The likely run of failures in Friday and Saturday practice, irrespective of whether those blowouts actually caused accidents, would have been enough to create the 'Indy 2005' scenario of a cancelled race.
Maybe the problems would have only been discovered on Sunday afternoon - prompting the red-flag outcome that F1 race director Charlie Whiting admitted came close at Silverstone...
That would only have been the start of F1's problems.
Recovering from the dramas at Spa would have been troublesome, for the GPDA's concerns about safety that we voiced after Silverstone would have been amplified tenfold by the fact that the following race comes at the high-speed Monza circuit.
And with no fallback of piggybacking a young-driver test to evaluate new tyres, finding a way for teams to trial replacement rubber ahead of the Italian GP would not have been easy.
Then you'd have to factor in the chances of a huge political nightmare if teams were allowed to test 2013 cars on tyre-safety grounds, something Mercedes got punished for earlier in the year.
Monza is also a tought venue for tyres © XPB
Could we have had a calendar crisis?
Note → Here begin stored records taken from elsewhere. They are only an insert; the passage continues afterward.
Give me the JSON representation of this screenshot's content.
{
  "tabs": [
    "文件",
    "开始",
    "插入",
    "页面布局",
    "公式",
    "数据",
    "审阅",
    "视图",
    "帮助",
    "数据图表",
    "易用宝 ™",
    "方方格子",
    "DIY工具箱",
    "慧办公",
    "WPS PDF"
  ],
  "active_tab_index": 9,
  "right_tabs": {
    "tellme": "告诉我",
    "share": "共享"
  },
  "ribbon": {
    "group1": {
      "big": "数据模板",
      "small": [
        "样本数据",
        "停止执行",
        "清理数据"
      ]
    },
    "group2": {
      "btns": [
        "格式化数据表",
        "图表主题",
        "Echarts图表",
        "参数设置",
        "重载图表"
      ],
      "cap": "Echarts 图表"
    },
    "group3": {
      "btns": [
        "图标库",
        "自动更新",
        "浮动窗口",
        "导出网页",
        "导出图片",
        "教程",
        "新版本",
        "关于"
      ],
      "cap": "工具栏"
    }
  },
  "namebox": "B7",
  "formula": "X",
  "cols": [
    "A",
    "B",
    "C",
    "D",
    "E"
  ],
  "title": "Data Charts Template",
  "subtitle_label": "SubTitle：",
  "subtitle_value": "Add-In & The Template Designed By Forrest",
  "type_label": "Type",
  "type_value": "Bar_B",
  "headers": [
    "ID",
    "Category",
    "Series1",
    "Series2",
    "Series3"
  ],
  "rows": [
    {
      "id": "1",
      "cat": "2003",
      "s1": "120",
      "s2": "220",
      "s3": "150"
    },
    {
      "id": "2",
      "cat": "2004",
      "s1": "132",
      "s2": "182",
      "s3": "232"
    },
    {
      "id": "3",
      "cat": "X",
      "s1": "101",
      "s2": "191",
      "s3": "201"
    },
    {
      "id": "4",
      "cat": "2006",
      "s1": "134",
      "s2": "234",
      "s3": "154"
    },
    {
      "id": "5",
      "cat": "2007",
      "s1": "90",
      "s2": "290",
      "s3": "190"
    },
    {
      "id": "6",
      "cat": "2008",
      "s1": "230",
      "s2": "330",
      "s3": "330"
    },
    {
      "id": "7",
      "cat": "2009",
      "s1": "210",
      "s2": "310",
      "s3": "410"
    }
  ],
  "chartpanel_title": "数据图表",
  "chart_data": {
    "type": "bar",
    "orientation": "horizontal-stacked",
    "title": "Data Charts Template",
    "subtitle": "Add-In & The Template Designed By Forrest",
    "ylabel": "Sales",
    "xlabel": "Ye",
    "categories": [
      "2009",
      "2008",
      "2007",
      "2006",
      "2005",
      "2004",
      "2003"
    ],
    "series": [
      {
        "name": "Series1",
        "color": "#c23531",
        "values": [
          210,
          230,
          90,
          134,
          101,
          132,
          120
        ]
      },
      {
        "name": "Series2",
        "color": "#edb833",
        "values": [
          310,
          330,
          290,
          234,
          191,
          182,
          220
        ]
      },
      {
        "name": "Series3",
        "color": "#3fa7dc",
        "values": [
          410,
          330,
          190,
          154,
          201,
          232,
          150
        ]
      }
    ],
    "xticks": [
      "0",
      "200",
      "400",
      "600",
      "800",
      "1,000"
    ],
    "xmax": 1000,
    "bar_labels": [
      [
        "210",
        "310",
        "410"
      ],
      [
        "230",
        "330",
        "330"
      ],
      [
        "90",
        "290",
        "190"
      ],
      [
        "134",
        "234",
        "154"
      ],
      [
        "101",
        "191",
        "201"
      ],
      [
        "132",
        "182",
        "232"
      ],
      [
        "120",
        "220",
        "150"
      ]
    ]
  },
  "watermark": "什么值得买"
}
Race cancellations? A championship in turmoil? Perhaps.
Thankfully for F1, we avoided all this trouble panning out.
The way circumstance played out, plus the swift response of the FIA and Pirelli to matters at hand, has left the sport able to head to those tough races at Spa and Monza - plus Suzuka later in the year - confident that talk on tyres will be focused on racing and strategy, and not on failures.
That F1 has come through this trouble, however, is no excuse to think that it has done enough.
Teams all individually have talked about doing more for Pirelli, being more willing to go that extra mile to help, but still it seems there is no action to support their words.
Pirelli's invite for teams to provide a car for its private test at Paul Ricard this week drew only a lukewarm reception, and it has been left to stick to the outdated 2010 Renault again. It may well be the same story for its next test at Barcelona in a fortnight's time.
A suggestion by the FIA and Pirelli to hold a post-season test in Brazil has also garnered little support from teams, even though the huge changes coming for 2014 are going to have a massive impact on tyre demands.
If the situation doesn't change, and Pirelli is not given extra assistance to prepare its 2014 products, then how can anyone guarantee there will be no repeat of this year's problems with a new generation of cars and engines?
Hembery wants more support from teams © XPB
And have the teams even begun thinking about wet-weather tyre preparation for the new high-torque engine characteristics of next year? Are F1's drivers really going to have to wait until a rain-hit practice session in Malaysia to find out?
Pirelli motorsport director Paul Hembery said that while everyone was talking about doing more to assist, the paranoia and infighting that paralysed the switch to Kevlar-belted tyres earlier this year remain.
"One notable driver told me recently they didn't like the tyres in the wet, so I said to him, 'Let's do a wet test then.' But no one will come with us," he said.
"I understand why they might make a comment but there is no way of resolving it. That has to change. We can't have another situation like this, where we're operating in an almost impossible scenario."
Only good fortune from above (literally) helped F1 escape real trouble this year: whether that was at Silverstone, Spa or Monza.
It simply can't let itself rely on Lady Luck again to avoid a repeat next year.